The design process has been led by Red Bull Technology’s Chief Technical Officer, Adrian Newey, who looks back over the months leading up to launch. ''One example that illustrates how much more complicated F1 cars have become over the last decade is shown by the fact that I joined McLaren in 1997 on 1 August and we had a brand new car out in February 1998. In contrast, I joined Red Bull in January 2006 and we are only just getting the new car out on time in 2007. This reflects the greater level of research that now goes on in F1 compared to nine or ten years ago. With RB3, we didn’t get the model of the car into the wind tunnel until June 2006, which was a lot later than we would really have wanted. That made for a very busy time prior to hitting the key release dates for fundamentals like the monocoque and the gearbox. This had nothing to do with the uncertainty over what engine we were going to run this year. In terms of engine choice, most of the current V8s are broadly similar in terms of installation, so there isn’t a big difference in design philosophy depending on which engine you choose. The timing was influenced by the fact that what the team is trying to do for 2007 is a bit different to what’s been done in the past. That brought with it its own lead times, also influenced by the need to commission a new wind tunnel in Bedford. All the development of the new car has been done at the Bedford facility, but its commissioning was only completed as we began with the new car. We ran the old car in Bedford just to do a systems check on the tunnel immediately prior to putting the new car model in.''

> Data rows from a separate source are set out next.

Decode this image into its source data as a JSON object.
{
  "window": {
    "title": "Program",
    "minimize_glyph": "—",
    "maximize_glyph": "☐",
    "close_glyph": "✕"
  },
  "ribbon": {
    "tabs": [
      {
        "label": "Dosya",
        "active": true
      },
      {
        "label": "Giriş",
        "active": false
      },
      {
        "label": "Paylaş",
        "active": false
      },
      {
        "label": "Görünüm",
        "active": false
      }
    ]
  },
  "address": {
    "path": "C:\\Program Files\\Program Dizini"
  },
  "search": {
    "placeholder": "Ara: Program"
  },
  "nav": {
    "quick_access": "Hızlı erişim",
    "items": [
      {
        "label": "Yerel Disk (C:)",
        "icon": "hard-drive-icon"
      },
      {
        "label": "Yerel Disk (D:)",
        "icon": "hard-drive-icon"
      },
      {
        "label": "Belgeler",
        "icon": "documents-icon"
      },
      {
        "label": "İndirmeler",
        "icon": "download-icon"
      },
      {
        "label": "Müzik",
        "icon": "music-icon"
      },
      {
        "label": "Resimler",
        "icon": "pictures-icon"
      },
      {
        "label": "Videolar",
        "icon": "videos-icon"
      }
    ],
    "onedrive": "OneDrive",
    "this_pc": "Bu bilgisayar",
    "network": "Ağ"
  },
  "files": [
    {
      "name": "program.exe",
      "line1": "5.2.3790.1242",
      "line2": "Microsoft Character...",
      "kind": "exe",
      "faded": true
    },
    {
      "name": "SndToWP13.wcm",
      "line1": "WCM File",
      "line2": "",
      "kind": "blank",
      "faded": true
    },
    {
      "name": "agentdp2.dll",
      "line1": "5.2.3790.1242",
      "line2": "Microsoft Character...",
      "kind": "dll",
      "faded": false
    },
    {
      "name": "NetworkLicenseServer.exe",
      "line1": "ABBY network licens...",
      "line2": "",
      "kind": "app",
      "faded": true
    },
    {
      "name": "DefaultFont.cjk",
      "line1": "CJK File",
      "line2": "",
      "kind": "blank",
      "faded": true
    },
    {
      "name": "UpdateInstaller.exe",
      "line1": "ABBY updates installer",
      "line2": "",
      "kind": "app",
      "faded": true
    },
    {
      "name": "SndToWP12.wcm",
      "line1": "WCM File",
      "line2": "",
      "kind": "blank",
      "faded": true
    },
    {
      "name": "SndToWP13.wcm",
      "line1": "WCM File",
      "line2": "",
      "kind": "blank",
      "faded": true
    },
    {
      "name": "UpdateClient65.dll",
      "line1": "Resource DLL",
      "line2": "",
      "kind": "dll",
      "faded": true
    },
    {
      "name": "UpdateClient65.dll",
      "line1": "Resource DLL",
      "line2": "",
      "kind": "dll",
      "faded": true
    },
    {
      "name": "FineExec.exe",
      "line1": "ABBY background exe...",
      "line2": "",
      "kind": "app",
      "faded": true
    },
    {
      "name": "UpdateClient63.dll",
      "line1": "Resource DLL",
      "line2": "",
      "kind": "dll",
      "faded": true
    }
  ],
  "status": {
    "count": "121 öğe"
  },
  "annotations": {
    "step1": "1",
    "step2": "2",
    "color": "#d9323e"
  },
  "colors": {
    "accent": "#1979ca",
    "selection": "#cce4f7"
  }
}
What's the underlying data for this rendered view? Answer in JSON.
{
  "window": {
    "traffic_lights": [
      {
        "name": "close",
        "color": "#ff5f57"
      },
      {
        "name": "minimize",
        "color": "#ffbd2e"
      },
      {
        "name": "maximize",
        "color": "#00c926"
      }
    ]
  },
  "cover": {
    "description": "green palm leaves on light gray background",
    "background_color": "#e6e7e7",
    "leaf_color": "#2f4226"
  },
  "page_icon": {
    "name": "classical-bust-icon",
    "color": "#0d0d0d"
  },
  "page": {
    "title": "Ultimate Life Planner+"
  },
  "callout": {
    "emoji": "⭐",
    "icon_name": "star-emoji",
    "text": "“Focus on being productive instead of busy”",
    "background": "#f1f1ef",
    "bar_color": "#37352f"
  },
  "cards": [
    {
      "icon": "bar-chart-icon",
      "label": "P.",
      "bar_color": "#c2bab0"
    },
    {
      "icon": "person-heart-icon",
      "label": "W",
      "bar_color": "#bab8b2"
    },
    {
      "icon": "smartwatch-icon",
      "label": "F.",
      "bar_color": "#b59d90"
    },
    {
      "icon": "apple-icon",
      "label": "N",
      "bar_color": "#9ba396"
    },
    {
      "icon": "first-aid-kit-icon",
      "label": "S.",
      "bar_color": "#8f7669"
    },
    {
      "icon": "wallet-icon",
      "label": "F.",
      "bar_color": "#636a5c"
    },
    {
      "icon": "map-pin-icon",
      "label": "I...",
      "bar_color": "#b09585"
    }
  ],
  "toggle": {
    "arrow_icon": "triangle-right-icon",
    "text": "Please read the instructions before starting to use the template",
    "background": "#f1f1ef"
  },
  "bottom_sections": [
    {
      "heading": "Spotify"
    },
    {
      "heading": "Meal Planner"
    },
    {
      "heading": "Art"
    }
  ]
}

On the subject of the wind tunnel, Technical Director Mark Smith added: ''The Bedford Wind Tunnel might not be the most up to date facility when viewed from the outside as you come up the driveway! But, as an engineering tool, it’s definitely a good piece of kit and something that our Head of Aerodynamics, Ben Agathangelou, has put a great deal of effort into over the last three years. The result is something we can be happy with in terms of its productivity, accuracy and the results it has produced.''
Meanwhile, focusing back on the RB3, Newey explained the concept. ''The car will run to a set of regulations, which are now in their third year as, surprisingly, the change from V10 to V8 did not have a fundamental effect on the packaging of the cars. As far as the aerodynamic regulations are concerned, the last big change came ahead of the 2005 season. As such, the car is an evolution of ideas that have been seen before, but aggressively packaged in a car that we hope will have a lot of development potential. Another factor to bear in mind is that, in common with all the other teams that ran Michelin tyres in 2006, we have to design a car that will run on Bridgestone tyres that we are not yet familiar with. Of course we’ve done our research, but we’ve also designed a bit of flexibility in the car to deal with this. Undoubtedly some aspects of RB3 are ‘McLarenesque’ and are, to some extent, a development of the work I was doing when I was there. In other areas, there are derivatives of what has been done here at Red Bull and, of course, there are some completely fresh ideas. The design cycle has been very compressed which has brought its own pressures on both the engineers and the shop floor, but the response by everybody to that pressure has been truly extraordinary and one which we should be very proud of.''
Car designers are supposed to be notoriously dismissive of the unit that powers their creation, regarding the internal combustion engine as a handy spacer between chassis and gearbox, but Newey is enthusiastic about renewing his relationship with Renault. ''There are a surprisingly large number of familiar faces from the last time we were together! It’s great to be back working with Renault. I was always very impressed with their methodology back in the Williams days. They are very good and very pragmatic and can get the best out of a package. Past experience has also shown me they are completely professional when supplying two teams. Their reason for supplying a second team is not for financial gain, but rather to have more units out in the field to learn from in both the performance and reliability areas, which gives a fundamentally different cornerstone to the relationship.''
''Maybe I’m an eternal optimist, but I expect to see us make a good step forward,'' reckons Mark Smith. ''As an absolute minimum I believe we will reach the target area we have set ourselves. Technically I am looking forward to seeing how the car runs, because there are several different design philosophies in Formula One and Adrian has a different philosophy to the one I witnessed in my previous four or five years at Renault, so it will be interesting to see how that pans out. Although all the cars on the grid are quite similar, the way subtleties, such as aero performance, stiffness and mass, are traded off against one another at the design and concept stage can make a big difference when the car hits the track.''
Story by Red Bull